If you’re fairly new to the acting industry looking to star in some indie films, or you’re a business owner who is finally taking the inevitable and exciting plunge into video marketing, this blog is for you.
Let’s start by taking a look at the definition of the word, pretender:
noun; a person who claims or aspires to a title or position.
Unfortunately, there are more than a handful of pretenders in the film production world; I’m going to list three fool-proof ways to identify them.
People find this industry fascinating and something they want to be a part of. There is a big difference between a “pretender” and a “newbie” and there is absolutely nothing wrong with being inexperienced or a beginner.

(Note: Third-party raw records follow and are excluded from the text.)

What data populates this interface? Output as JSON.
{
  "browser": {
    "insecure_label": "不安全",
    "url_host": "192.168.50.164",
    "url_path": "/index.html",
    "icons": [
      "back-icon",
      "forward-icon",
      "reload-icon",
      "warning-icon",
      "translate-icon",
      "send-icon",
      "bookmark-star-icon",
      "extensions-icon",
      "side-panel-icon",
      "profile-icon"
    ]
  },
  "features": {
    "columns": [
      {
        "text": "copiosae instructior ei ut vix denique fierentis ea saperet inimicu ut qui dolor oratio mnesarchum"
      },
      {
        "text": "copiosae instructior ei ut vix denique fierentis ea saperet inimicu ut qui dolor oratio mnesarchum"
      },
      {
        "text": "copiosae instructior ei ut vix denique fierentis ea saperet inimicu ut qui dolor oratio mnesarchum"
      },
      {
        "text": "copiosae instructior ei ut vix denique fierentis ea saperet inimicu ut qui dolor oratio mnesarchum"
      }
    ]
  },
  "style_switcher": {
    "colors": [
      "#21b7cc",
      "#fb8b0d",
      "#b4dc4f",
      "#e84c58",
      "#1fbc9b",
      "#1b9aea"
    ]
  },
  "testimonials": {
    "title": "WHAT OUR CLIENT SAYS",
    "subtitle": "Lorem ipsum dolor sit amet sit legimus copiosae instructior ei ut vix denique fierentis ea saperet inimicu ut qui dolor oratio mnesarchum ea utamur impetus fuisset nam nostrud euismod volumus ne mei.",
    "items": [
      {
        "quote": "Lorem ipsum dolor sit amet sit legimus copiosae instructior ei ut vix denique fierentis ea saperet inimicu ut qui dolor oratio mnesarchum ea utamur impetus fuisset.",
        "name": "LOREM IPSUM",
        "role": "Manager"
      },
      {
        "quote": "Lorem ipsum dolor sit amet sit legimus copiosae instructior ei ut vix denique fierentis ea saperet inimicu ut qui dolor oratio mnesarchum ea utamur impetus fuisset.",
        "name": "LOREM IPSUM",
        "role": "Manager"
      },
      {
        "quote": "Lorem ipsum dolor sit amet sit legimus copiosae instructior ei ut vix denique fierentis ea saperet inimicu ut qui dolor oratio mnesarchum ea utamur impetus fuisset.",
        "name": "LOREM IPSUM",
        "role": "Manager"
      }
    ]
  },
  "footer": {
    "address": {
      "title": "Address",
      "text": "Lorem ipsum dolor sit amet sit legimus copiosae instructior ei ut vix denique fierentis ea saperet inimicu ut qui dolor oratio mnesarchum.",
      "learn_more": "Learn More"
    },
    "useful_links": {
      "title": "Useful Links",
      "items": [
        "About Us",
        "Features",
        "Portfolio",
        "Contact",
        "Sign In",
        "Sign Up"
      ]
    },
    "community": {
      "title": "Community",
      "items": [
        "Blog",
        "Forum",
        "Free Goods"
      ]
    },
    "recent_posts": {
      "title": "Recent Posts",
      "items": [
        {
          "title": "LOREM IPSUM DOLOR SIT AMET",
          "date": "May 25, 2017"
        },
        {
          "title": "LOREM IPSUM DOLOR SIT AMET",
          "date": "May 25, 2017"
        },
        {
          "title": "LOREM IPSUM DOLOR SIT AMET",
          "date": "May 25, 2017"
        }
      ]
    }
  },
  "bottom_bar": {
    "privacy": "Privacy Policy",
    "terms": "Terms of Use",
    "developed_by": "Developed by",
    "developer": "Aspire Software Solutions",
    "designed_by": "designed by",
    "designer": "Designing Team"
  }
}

In fact, I find it admirable to be so vulnerable as to say “I just don’t know what I’m doing yet, I’m still learning,” as long is one is up front about their level of experience – or lack thereof.
From major motion pictures, to national and regional commercials, to intimate corporate industrial videos, etc., I have easily been on over 100 film sets since 2011. I work as an actress when I’m lucky enough to be cast over all the ridiculously amazing talent out there. And, on a daily basis I work for our Atlanta video production company: AVA as Director of Business Development, and for particular clients, as Creative Coordinator/Production Assistant.
As a new actor, it is easy to be misguided, taken advantage of, and/or just be generally confused about which direction to take and who to work with. In the beginning, I think it’s perfectly fine to work with inexperienced filmmakers as long a they fully disclose their inexperience to you up front, and you have a clear understanding of the usage of the final product (poor work can come back to haunt you). Also keep in mind that you don’t want to build up a long resume and demo reel of poor quality work. If you are not sure yet how to identify good from poor quality work, ask someone you trust.
If you’re a business owner, it could detrimental to work with inexperienced filmmakers. A video of any sort is an incredibly valuable tool. The key concept here is perceived value. A poorly crafted video can actually reduce your perceived value and leadership status. Remember, any Tom, Dick, or Harry can claim to be a filmmaker. It’s up to you to do your due diligence.
It’s actually quite easy to determine the legitimacy of a production company and/or director. All it takes is a little bit of homework. Here are 3 simple ways to do just that:
1. Check Out Their Work!
Well, duh, right?! Work begets work, and every single legitimate company out there showcases their work either by demo reel, or by a portfolio of video production work – it is how they get business. It is right there for you to see on their website. And, if for some reason it isn’t (this is extremely rare for production or media companies) ask them to email you samples of their work. If they have nothing to show you, run like the wind.
2. Visit Their Website.
Another no-brainer. This is 2015, doesn’t everyone have a website? And by website I mean a current, actively maintained site. Again, this is the bread-and-butter of the production company – showcasing their work. If there is no work being displayed, you must question why. Websites are an excellent insight to a company’s professionalism, knowledge, capabilities, and service offerings.
3. Request a meeting.
Yet another one that seems like a given. If you’re having questions or something just doesn’t seem right, request an old-fashioned meeting, this can be by phone, but face-to-face is ideal. Do a little research on the industry ahead of time, ask them key questions about the production process, use industry terms if you can. Ask them about past experience. And, just get a general feel for their level of professionalism and knowledge. Red flags should start waving during a conversation if one doesn’t know what they’re doing.
I’m sure some of you may be thinking that I’ve just listed the most general and obvious ways to identify a pretender or want-to-be over a professional. But, let me assure you, I hear horror stories of people who’ve learned this lesson the hard way all too often. Just because someone claims to be something, doesn’t make it so. When it comes to your career or your business; a claim, logo, or social media page just doesn’t cut it. Ask for more.
Until next time, it’s Jennifer Felton, signing off.